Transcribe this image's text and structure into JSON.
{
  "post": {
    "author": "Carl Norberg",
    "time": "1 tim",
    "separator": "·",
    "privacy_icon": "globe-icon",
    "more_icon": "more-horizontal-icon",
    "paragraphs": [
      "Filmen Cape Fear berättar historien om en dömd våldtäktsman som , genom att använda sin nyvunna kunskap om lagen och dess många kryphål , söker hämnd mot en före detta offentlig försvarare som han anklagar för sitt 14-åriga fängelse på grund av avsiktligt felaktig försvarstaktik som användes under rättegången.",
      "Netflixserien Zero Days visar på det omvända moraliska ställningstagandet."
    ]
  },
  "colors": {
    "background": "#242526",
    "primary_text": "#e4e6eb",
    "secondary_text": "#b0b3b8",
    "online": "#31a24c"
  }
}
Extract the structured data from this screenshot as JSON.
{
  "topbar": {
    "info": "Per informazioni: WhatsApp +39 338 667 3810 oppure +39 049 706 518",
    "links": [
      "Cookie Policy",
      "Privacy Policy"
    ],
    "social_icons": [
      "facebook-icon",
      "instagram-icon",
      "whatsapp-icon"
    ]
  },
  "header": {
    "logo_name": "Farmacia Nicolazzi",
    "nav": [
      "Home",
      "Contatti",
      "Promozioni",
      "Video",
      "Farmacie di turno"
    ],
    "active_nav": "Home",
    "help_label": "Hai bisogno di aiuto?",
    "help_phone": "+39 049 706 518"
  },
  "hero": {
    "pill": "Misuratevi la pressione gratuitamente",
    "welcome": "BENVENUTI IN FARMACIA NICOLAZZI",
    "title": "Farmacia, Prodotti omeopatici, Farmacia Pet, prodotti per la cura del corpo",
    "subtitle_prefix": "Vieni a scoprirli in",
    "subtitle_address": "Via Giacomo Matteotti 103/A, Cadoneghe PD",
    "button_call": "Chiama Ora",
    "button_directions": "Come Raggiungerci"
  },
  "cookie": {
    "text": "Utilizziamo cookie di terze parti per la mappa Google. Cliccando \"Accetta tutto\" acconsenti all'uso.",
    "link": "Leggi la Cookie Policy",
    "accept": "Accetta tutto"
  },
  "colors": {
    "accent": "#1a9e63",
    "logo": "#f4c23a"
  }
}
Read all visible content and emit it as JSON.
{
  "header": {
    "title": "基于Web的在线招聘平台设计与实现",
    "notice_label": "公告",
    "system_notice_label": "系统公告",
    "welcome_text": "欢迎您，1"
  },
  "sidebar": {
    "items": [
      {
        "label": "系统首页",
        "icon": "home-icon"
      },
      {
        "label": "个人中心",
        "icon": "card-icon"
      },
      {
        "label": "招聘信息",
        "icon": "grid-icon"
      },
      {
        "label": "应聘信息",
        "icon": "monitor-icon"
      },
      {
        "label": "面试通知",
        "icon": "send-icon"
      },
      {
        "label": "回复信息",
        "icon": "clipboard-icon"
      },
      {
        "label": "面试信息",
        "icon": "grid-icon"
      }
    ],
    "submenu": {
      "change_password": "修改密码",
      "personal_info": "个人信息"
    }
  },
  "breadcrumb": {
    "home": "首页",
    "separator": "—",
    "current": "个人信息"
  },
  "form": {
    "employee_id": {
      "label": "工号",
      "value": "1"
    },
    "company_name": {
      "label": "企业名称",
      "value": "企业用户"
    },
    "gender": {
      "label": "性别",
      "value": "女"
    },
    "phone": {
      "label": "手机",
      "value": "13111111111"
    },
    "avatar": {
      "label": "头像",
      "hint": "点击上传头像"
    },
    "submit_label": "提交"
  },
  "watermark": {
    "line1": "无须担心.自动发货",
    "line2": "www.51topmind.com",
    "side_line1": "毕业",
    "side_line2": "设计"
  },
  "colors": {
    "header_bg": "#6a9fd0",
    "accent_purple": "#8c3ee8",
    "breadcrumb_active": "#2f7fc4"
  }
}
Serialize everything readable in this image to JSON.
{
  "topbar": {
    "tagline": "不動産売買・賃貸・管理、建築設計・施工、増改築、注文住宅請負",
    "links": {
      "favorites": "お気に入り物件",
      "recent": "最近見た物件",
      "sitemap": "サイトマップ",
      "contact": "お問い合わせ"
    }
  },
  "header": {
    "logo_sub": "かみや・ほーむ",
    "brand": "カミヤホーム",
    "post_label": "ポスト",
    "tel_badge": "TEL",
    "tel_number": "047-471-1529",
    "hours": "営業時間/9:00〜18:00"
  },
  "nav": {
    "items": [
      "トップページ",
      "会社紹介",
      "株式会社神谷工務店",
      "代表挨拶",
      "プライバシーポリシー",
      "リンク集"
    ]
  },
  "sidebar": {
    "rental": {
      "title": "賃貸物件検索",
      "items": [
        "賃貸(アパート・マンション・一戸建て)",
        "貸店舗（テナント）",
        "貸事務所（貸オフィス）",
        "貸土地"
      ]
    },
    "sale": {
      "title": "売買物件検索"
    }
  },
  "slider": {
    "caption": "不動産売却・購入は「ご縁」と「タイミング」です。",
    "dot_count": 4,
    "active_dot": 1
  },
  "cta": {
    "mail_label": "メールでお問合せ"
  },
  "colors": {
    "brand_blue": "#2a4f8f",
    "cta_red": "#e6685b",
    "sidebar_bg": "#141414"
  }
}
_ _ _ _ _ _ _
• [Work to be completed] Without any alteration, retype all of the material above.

• [Exercise response]
Transcribe this image's text and structure into JSON.
{
  "post": {
    "author": "Carl Norberg",
    "time": "1 tim",
    "separator": "·",
    "privacy_icon": "globe-icon",
    "more_icon": "more-horizontal-icon",
    "paragraphs": [
      "Filmen Cape Fear berättar historien om en dömd våldtäktsman som , genom att använda sin nyvunna kunskap om lagen och dess många kryphål , söker hämnd mot en före detta offentlig försvarare som han anklagar för sitt 14-åriga fängelse på grund av avsiktligt felaktig försvarstaktik som användes under rättegången.",
      "Netflixserien Zero Days visar på det omvända moraliska ställningstagandet."
    ]
  },
  "colors": {
    "background": "#242526",
    "primary_text": "#e4e6eb",
    "secondary_text": "#b0b3b8",
    "online": "#31a24c"
  }
}
Extract the structured data from this screenshot as JSON.
{
  "topbar": {
    "info": "Per informazioni: WhatsApp +39 338 667 3810 oppure +39 049 706 518",
    "links": [
      "Cookie Policy",
      "Privacy Policy"
    ],
    "social_icons": [
      "facebook-icon",
      "instagram-icon",
      "whatsapp-icon"
    ]
  },
  "header": {
    "logo_name": "Farmacia Nicolazzi",
    "nav": [
      "Home",
      "Contatti",
      "Promozioni",
      "Video",
      "Farmacie di turno"
    ],
    "active_nav": "Home",
    "help_label": "Hai bisogno di aiuto?",
    "help_phone": "+39 049 706 518"
  },
  "hero": {
    "pill": "Misuratevi la pressione gratuitamente",
    "welcome": "BENVENUTI IN FARMACIA NICOLAZZI",
    "title": "Farmacia, Prodotti omeopatici, Farmacia Pet, prodotti per la cura del corpo",
    "subtitle_prefix": "Vieni a scoprirli in",
    "subtitle_address": "Via Giacomo Matteotti 103/A, Cadoneghe PD",
    "button_call": "Chiama Ora",
    "button_directions": "Come Raggiungerci"
  },
  "cookie": {
    "text": "Utilizziamo cookie di terze parti per la mappa Google. Cliccando \"Accetta tutto\" acconsenti all'uso.",
    "link": "Leggi la Cookie Policy",
    "accept": "Accetta tutto"
  },
  "colors": {
    "accent": "#1a9e63",
    "logo": "#f4c23a"
  }
}
Read all visible content and emit it as JSON.
{
  "header": {
    "title": "基于Web的在线招聘平台设计与实现",
    "notice_label": "公告",
    "system_notice_label": "系统公告",
    "welcome_text": "欢迎您，1"
  },
  "sidebar": {
    "items": [
      {
        "label": "系统首页",
        "icon": "home-icon"
      },
      {
        "label": "个人中心",
        "icon": "card-icon"
      },
      {
        "label": "招聘信息",
        "icon": "grid-icon"
      },
      {
        "label": "应聘信息",
        "icon": "monitor-icon"
      },
      {
        "label": "面试通知",
        "icon": "send-icon"
      },
      {
        "label": "回复信息",
        "icon": "clipboard-icon"
      },
      {
        "label": "面试信息",
        "icon": "grid-icon"
      }
    ],
    "submenu": {
      "change_password": "修改密码",
      "personal_info": "个人信息"
    }
  },
  "breadcrumb": {
    "home": "首页",
    "separator": "—",
    "current": "个人信息"
  },
  "form": {
    "employee_id": {
      "label": "工号",
      "value": "1"
    },
    "company_name": {
      "label": "企业名称",
      "value": "企业用户"
    },
    "gender": {
      "label": "性别",
      "value": "女"
    },
    "phone": {
      "label": "手机",
      "value": "13111111111"
    },
    "avatar": {
      "label": "头像",
      "hint": "点击上传头像"
    },
    "submit_label": "提交"
  },
  "watermark": {
    "line1": "无须担心.自动发货",
    "line2": "www.51topmind.com",
    "side_line1": "毕业",
    "side_line2": "设计"
  },
  "colors": {
    "header_bg": "#6a9fd0",
    "accent_purple": "#8c3ee8",
    "breadcrumb_active": "#2f7fc4"
  }
}
Serialize everything readable in this image to JSON.
{
  "topbar": {
    "tagline": "不動産売買・賃貸・管理、建築設計・施工、増改築、注文住宅請負",
    "links": {
      "favorites": "お気に入り物件",
      "recent": "最近見た物件",
      "sitemap": "サイトマップ",
      "contact": "お問い合わせ"
    }
  },
  "header": {
    "logo_sub": "かみや・ほーむ",
    "brand": "カミヤホーム",
    "post_label": "ポスト",
    "tel_badge": "TEL",
    "tel_number": "047-471-1529",
    "hours": "営業時間/9:00〜18:00"
  },
  "nav": {
    "items": [
      "トップページ",
      "会社紹介",
      "株式会社神谷工務店",
      "代表挨拶",
      "プライバシーポリシー",
      "リンク集"
    ]
  },
  "sidebar": {
    "rental": {
      "title": "賃貸物件検索",
      "items": [
        "賃貸(アパート・マンション・一戸建て)",
        "貸店舗（テナント）",
        "貸事務所（貸オフィス）",
        "貸土地"
      ]
    },
    "sale": {
      "title": "売買物件検索"
    }
  },
  "slider": {
    "caption": "不動産売却・購入は「ご縁」と「タイミング」です。",
    "dot_count": 4,
    "active_dot": 1
  },
  "cta": {
    "mail_label": "メールでお問合せ"
  },
  "colors": {
    "brand_blue": "#2a4f8f",
    "cta_red": "#e6685b",
    "sidebar_bg": "#141414"
  }
}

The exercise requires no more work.